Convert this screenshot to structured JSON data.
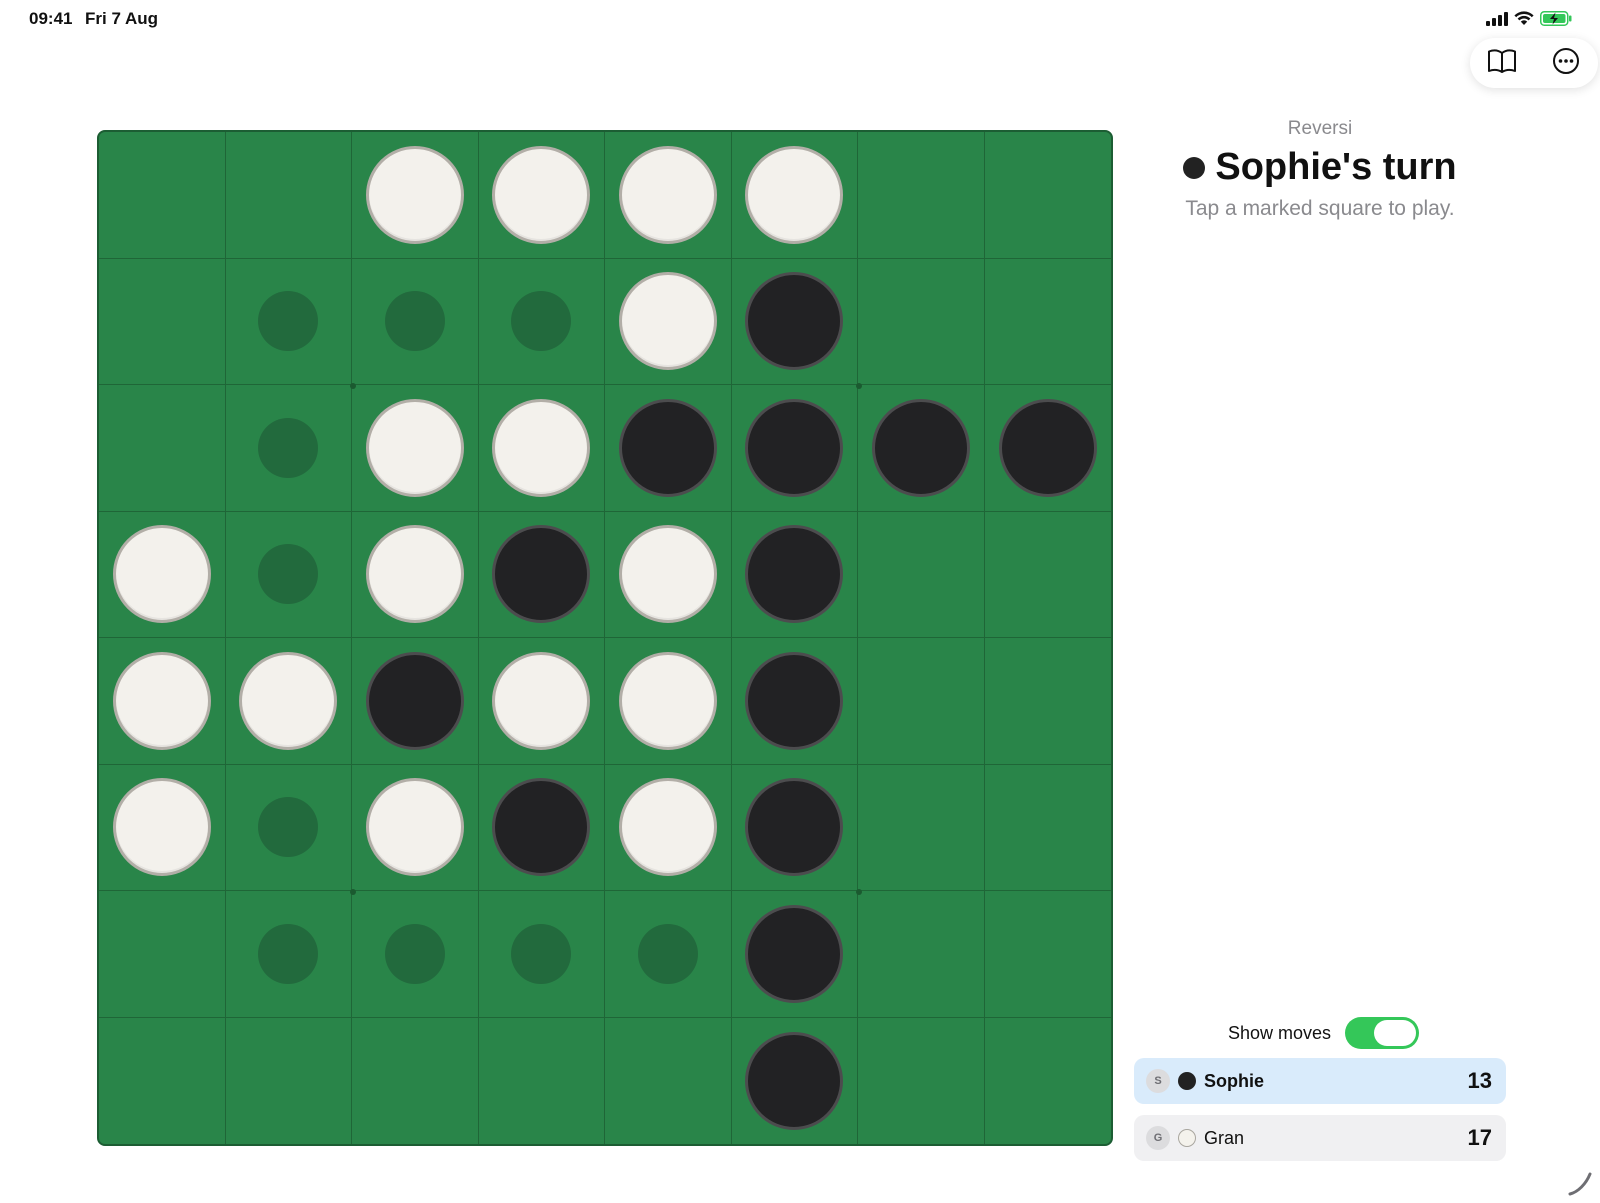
{
  "status_bar": {
    "time": "09:41",
    "date": "Fri 7 Aug",
    "icons": [
      "signal-icon",
      "wifi-icon",
      "battery-charging-icon"
    ]
  },
  "toolbar": {
    "buttons": [
      "rules-book-icon",
      "more-options-icon"
    ]
  },
  "header": {
    "app_name": "Reversi",
    "turn_title": "Sophie's turn",
    "turn_disc": "black",
    "instruction": "Tap a marked square to play."
  },
  "board": {
    "size": 8,
    "legend": {
      "W": "white disc",
      "B": "black disc",
      "h": "legal move marker",
      ".": "empty"
    },
    "rows": [
      "..WWWW..",
      ".hhhWB..",
      ".hWWBBBB",
      "WhWBWB..",
      "WWBWWB..",
      "WhWBWB..",
      ".hhhhB..",
      ".....B.."
    ]
  },
  "settings": {
    "show_moves_label": "Show moves",
    "show_moves_on": true
  },
  "players": [
    {
      "initial": "S",
      "name": "Sophie",
      "disc": "black",
      "score": "13",
      "active": true
    },
    {
      "initial": "G",
      "name": "Gran",
      "disc": "white",
      "score": "17",
      "active": false
    }
  ],
  "colors": {
    "board_green": "#298549",
    "marker_green": "#226a3d",
    "toggle_green": "#34c759",
    "active_row": "#d9ebfb"
  }
}
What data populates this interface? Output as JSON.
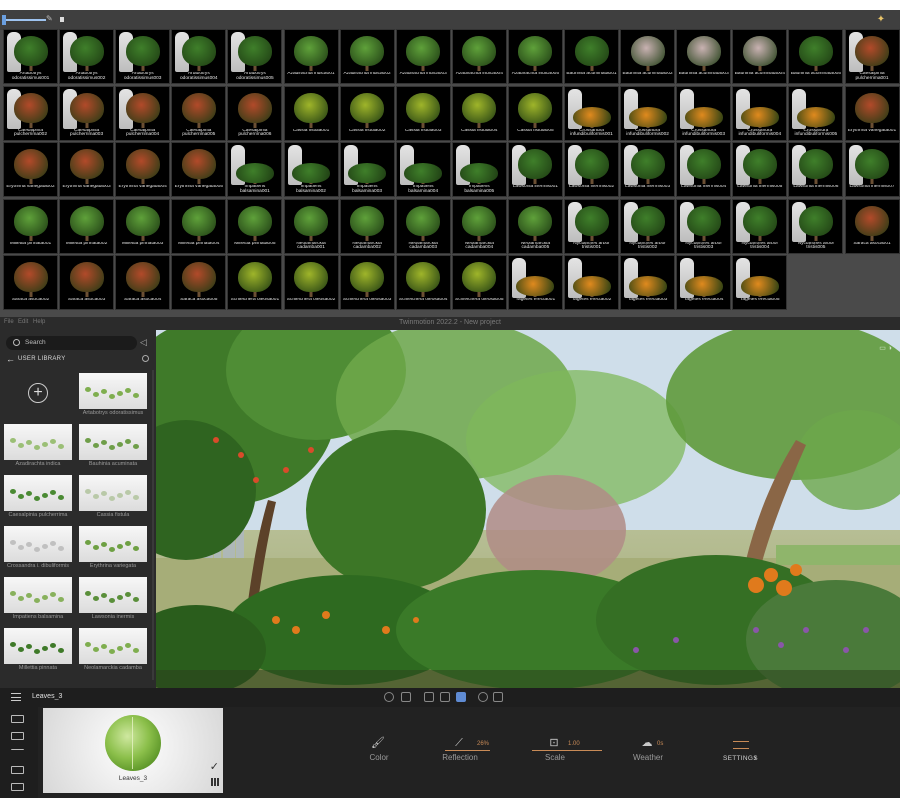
{
  "browser": {
    "cells": [
      [
        "Artabotrys odoratissimus001",
        "Artabotrys odoratissimus002",
        "Artabotrys odoratissimus003",
        "Artabotrys odoratissimus004",
        "Artabotrys odoratissimus005",
        "Azadirachta indica001",
        "Azadirachta indica002",
        "Azadirachta indica003",
        "Azadirachta indica004",
        "Azadirachta indica005",
        "Bauhinia acuminata001",
        "Bauhinia acuminata002",
        "Bauhinia acuminata003",
        "Bauhinia acuminata004",
        "Bauhinia acuminata005",
        "Caesalpinia pulcherrima001"
      ],
      [
        "Caesalpinia pulcherrima002",
        "Caesalpinia pulcherrima003",
        "Caesalpinia pulcherrima004",
        "Caesalpinia pulcherrima005",
        "Caesalpinia pulcherrima006",
        "Cassia fistula001",
        "Cassia fistula002",
        "Cassia fistula003",
        "Cassia fistula004",
        "Cassia fistula005",
        "Crossandra infundibuliformis001",
        "Crossandra infundibuliformis002",
        "Crossandra infundibuliformis003",
        "Crossandra infundibuliformis004",
        "Crossandra infundibuliformis005",
        "Erythrina variegata001"
      ],
      [
        "Erythrina variegata002",
        "Erythrina variegata003",
        "Erythrina variegata004",
        "Erythrina variegata005",
        "Impatiens balsamina001",
        "Impatiens balsamina002",
        "Impatiens balsamina003",
        "Impatiens balsamina004",
        "Impatiens balsamina005",
        "Lawsonia inermis001",
        "Lawsonia inermis002",
        "Lawsonia inermis003",
        "Lawsonia inermis004",
        "Lawsonia inermis005",
        "Lawsonia inermis006",
        "Lawsonia inermis007"
      ],
      [
        "Millettia pinnata001",
        "Millettia pinnata002",
        "Millettia pinnata003",
        "Millettia pinnata004",
        "Millettia pinnata005",
        "Neolamarckia cadamba001",
        "Neolamarckia cadamba002",
        "Neolamarckia cadamba003",
        "Neolamarckia cadamba004",
        "Neolamarckia cadamba005",
        "Nyctanthes arbor tristis001",
        "Nyctanthes arbor tristis002",
        "Nyctanthes arbor tristis003",
        "Nyctanthes arbor tristis004",
        "Nyctanthes arbor tristis005",
        "Saraca asoca001"
      ],
      [
        "Saraca asoca002",
        "Saraca asoca003",
        "Saraca asoca004",
        "Saraca asoca005",
        "Schleichera oleosa001",
        "Schleichera oleosa002",
        "Schleichera oleosa003",
        "Schleichera oleosa004",
        "Schleichera oleosa005",
        "Tagetes erecta001",
        "Tagetes erecta002",
        "Tagetes erecta003",
        "Tagetes erecta004",
        "Tagetes erecta005"
      ]
    ],
    "colors": {
      "tree": "#3f7f2a",
      "bright": "#5fa13a",
      "yellow": "#9fb52a",
      "red": "#b24a2a",
      "pink": "#c9b2b2",
      "marigold": "#e08a1e"
    }
  },
  "app": {
    "title": "Twinmotion 2022.2 - New project",
    "menu": [
      "File",
      "Edit",
      "Help"
    ]
  },
  "library": {
    "search_placeholder": "Search",
    "heading": "USER LIBRARY",
    "items": [
      "Artabotrys odoratissimus",
      "Azadirachta indica",
      "Bauhinia acuminata",
      "Caesalpinia pulcherrima",
      "Cassia fistula",
      "Crossandra i. dibuliformis",
      "Erythrina variegata",
      "Impatiens balsamina",
      "Lawsonia inermis",
      "Millettia pinnata",
      "Neolamarckia cadamba"
    ]
  },
  "toolbar": {
    "material_name": "Leaves_3"
  },
  "material": {
    "preview_label": "Leaves_3",
    "properties": [
      {
        "label": "Color",
        "value": ""
      },
      {
        "label": "Reflection",
        "value": "26%"
      },
      {
        "label": "Scale",
        "value": "1.00"
      },
      {
        "label": "Weather",
        "value": "0s"
      }
    ],
    "settings_label": "SETTINGS"
  }
}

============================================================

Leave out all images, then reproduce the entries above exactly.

■ TASK RESULT ■
Convert this screenshot to structured JSON data.
{
  "status_bar": {
    "time": "09:41",
    "date": "Fri 7 Aug",
    "icons": [
      "signal-icon",
      "wifi-icon",
      "battery-charging-icon"
    ]
  },
  "toolbar": {
    "buttons": [
      "rules-book-icon",
      "more-options-icon"
    ]
  },
  "header": {
    "app_name": "Reversi",
    "turn_title": "Sophie's turn",
    "turn_disc": "black",
    "instruction": "Tap a marked square to play."
  },
  "board": {
    "size": 8,
    "legend": {
      "W": "white disc",
      "B": "black disc",
      "h": "legal move marker",
      ".": "empty"
    },
    "rows": [
      "..WWWW..",
      ".hhhWB..",
      ".hWWBBBB",
      "WhWBWB..",
      "WWBWWB..",
      "WhWBWB..",
      ".hhhhB..",
      ".....B.."
    ]
  },
  "settings": {
    "show_moves_label": "Show moves",
    "show_moves_on": true
  },
  "players": [
    {
      "initial": "S",
      "name": "Sophie",
      "disc": "black",
      "score": "13",
      "active": true
    },
    {
      "initial": "G",
      "name": "Gran",
      "disc": "white",
      "score": "17",
      "active": false
    }
  ],
  "colors": {
    "board_green": "#298549",
    "marker_green": "#226a3d",
    "toggle_green": "#34c759",
    "active_row": "#d9ebfb"
  }
}
What data populates this interface? Output as JSON.
{
  "browser": {
    "cells": [
      [
        "Artabotrys odoratissimus001",
        "Artabotrys odoratissimus002",
        "Artabotrys odoratissimus003",
        "Artabotrys odoratissimus004",
        "Artabotrys odoratissimus005",
        "Azadirachta indica001",
        "Azadirachta indica002",
        "Azadirachta indica003",
        "Azadirachta indica004",
        "Azadirachta indica005",
        "Bauhinia acuminata001",
        "Bauhinia acuminata002",
        "Bauhinia acuminata003",
        "Bauhinia acuminata004",
        "Bauhinia acuminata005",
        "Caesalpinia pulcherrima001"
      ],
      [
        "Caesalpinia pulcherrima002",
        "Caesalpinia pulcherrima003",
        "Caesalpinia pulcherrima004",
        "Caesalpinia pulcherrima005",
        "Caesalpinia pulcherrima006",
        "Cassia fistula001",
        "Cassia fistula002",
        "Cassia fistula003",
        "Cassia fistula004",
        "Cassia fistula005",
        "Crossandra infundibuliformis001",
        "Crossandra infundibuliformis002",
        "Crossandra infundibuliformis003",
        "Crossandra infundibuliformis004",
        "Crossandra infundibuliformis005",
        "Erythrina variegata001"
      ],
      [
        "Erythrina variegata002",
        "Erythrina variegata003",
        "Erythrina variegata004",
        "Erythrina variegata005",
        "Impatiens balsamina001",
        "Impatiens balsamina002",
        "Impatiens balsamina003",
        "Impatiens balsamina004",
        "Impatiens balsamina005",
        "Lawsonia inermis001",
        "Lawsonia inermis002",
        "Lawsonia inermis003",
        "Lawsonia inermis004",
        "Lawsonia inermis005",
        "Lawsonia inermis006",
        "Lawsonia inermis007"
      ],
      [
        "Millettia pinnata001",
        "Millettia pinnata002",
        "Millettia pinnata003",
        "Millettia pinnata004",
        "Millettia pinnata005",
        "Neolamarckia cadamba001",
        "Neolamarckia cadamba002",
        "Neolamarckia cadamba003",
        "Neolamarckia cadamba004",
        "Neolamarckia cadamba005",
        "Nyctanthes arbor tristis001",
        "Nyctanthes arbor tristis002",
        "Nyctanthes arbor tristis003",
        "Nyctanthes arbor tristis004",
        "Nyctanthes arbor tristis005",
        "Saraca asoca001"
      ],
      [
        "Saraca asoca002",
        "Saraca asoca003",
        "Saraca asoca004",
        "Saraca asoca005",
        "Schleichera oleosa001",
        "Schleichera oleosa002",
        "Schleichera oleosa003",
        "Schleichera oleosa004",
        "Schleichera oleosa005",
        "Tagetes erecta001",
        "Tagetes erecta002",
        "Tagetes erecta003",
        "Tagetes erecta004",
        "Tagetes erecta005"
      ]
    ],
    "colors": {
      "tree": "#3f7f2a",
      "bright": "#5fa13a",
      "yellow": "#9fb52a",
      "red": "#b24a2a",
      "pink": "#c9b2b2",
      "marigold": "#e08a1e"
    }
  },
  "app": {
    "title": "Twinmotion 2022.2 - New project",
    "menu": [
      "File",
      "Edit",
      "Help"
    ]
  },
  "library": {
    "search_placeholder": "Search",
    "heading": "USER LIBRARY",
    "items": [
      "Artabotrys odoratissimus",
      "Azadirachta indica",
      "Bauhinia acuminata",
      "Caesalpinia pulcherrima",
      "Cassia fistula",
      "Crossandra i. dibuliformis",
      "Erythrina variegata",
      "Impatiens balsamina",
      "Lawsonia inermis",
      "Millettia pinnata",
      "Neolamarckia cadamba"
    ]
  },
  "toolbar": {
    "material_name": "Leaves_3"
  },
  "material": {
    "preview_label": "Leaves_3",
    "properties": [
      {
        "label": "Color",
        "value": ""
      },
      {
        "label": "Reflection",
        "value": "26%"
      },
      {
        "label": "Scale",
        "value": "1.00"
      },
      {
        "label": "Weather",
        "value": "0s"
      }
    ],
    "settings_label": "SETTINGS"
  }
}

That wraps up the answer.